__Material for the task__.
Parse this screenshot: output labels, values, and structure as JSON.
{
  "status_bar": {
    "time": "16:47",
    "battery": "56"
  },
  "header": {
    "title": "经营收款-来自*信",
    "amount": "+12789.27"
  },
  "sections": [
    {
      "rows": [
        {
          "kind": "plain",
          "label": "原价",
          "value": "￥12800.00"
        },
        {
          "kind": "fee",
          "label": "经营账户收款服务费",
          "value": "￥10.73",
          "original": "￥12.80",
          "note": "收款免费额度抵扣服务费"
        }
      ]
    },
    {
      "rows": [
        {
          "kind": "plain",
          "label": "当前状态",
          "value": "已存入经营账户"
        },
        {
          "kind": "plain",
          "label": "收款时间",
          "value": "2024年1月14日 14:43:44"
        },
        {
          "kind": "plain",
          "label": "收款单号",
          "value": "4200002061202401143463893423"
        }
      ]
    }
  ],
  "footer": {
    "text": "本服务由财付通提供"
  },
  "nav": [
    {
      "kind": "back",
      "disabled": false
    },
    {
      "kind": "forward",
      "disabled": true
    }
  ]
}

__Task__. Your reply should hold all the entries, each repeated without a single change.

__Your solution__.
Parse this screenshot: output labels, values, and structure as JSON.
{
  "status_bar": {
    "time": "16:47",
    "battery": "56"
  },
  "header": {
    "title": "经营收款-来自*信",
    "amount": "+12789.27"
  },
  "sections": [
    {
      "rows": [
        {
          "kind": "plain",
          "label": "原价",
          "value": "￥12800.00"
        },
        {
          "kind": "fee",
          "label": "经营账户收款服务费",
          "value": "￥10.73",
          "original": "￥12.80",
          "note": "收款免费额度抵扣服务费"
        }
      ]
    },
    {
      "rows": [
        {
          "kind": "plain",
          "label": "当前状态",
          "value": "已存入经营账户"
        },
        {
          "kind": "plain",
          "label": "收款时间",
          "value": "2024年1月14日 14:43:44"
        },
        {
          "kind": "plain",
          "label": "收款单号",
          "value": "4200002061202401143463893423"
        }
      ]
    }
  ],
  "footer": {
    "text": "本服务由财付通提供"
  },
  "nav": [
    {
      "kind": "back",
      "disabled": false
    },
    {
      "kind": "forward",
      "disabled": true
    }
  ]
}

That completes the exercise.